The first cadaver William Burke and William Hare sold had died of natural causes in Hare's lodging house. It was the ease with which the body could be sold, and the high price they could realize for cadavers -- between £8 to £10 -- that, Burke said, "made them try the murdering for subjects." From January through October 1828, they killed three men, twelve women, and one child.
The three murders that caught the attention of the public were Mary Paterson, James Wilson (better known as Daft Jamie), and Madgy (Margaret, or Margery) Docherty (also known as Campbell). Paterson, also identified as Mary Mitchell, was thought to be a "girl of the street," that is, a prostitute, and rumors circulated about her extroadinary beauty. Wilson was a well-known street figure, with a mother and sister living. Docherty was the last victim, and the only cadaver examined by the police. These were the three victims named in the indictment, and for that reason the press printed every scrap of information, real or invented, that they could find about them. There was a brisk trade in hand colored prints purporting to represent the victims, but Wilson's was the only likeness drawn by an artist who had actually seen him alive. Years later, sketches of Daft Jamie turned up in the papers of the artist R. C. Bell, and his son presented them to the Edinburgh City Museum.
Read more about the victims -- Donald (the first cadaver), Abigail Simpson, Mary Paterson, and James Wilson -- at the Penn Press Log.
Hand-colored images courtesy of the Library of the Royal College of Physicians of Edinburgh.
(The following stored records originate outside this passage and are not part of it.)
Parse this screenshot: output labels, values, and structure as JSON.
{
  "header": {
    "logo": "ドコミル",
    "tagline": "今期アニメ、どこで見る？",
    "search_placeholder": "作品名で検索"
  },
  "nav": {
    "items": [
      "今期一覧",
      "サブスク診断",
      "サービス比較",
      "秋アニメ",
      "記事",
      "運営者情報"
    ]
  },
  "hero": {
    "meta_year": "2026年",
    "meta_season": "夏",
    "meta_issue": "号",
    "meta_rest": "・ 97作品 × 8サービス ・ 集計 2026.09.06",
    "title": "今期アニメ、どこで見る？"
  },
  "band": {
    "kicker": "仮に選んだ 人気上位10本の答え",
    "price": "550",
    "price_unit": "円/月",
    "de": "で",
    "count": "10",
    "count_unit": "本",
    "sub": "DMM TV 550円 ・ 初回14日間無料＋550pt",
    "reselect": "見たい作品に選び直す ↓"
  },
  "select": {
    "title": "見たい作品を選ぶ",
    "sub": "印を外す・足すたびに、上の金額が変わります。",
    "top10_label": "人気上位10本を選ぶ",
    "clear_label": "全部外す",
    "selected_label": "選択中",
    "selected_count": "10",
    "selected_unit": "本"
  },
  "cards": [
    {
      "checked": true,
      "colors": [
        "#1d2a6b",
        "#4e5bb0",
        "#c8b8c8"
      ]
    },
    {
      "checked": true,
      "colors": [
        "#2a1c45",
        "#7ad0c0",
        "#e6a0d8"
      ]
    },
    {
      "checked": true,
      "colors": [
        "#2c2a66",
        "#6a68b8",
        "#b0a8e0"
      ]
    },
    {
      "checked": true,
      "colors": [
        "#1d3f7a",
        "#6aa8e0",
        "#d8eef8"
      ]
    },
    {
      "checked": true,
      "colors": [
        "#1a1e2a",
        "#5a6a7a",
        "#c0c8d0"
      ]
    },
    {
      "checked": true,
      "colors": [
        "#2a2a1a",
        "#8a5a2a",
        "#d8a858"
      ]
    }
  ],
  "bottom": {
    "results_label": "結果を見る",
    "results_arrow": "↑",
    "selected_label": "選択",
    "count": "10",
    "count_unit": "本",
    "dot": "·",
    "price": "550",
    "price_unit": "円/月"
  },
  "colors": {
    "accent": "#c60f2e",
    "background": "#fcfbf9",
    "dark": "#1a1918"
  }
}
Sketches of James Wilson courtesy of the William Roughead Collection, Library of the Society of Writers to Her Majesty's Signet.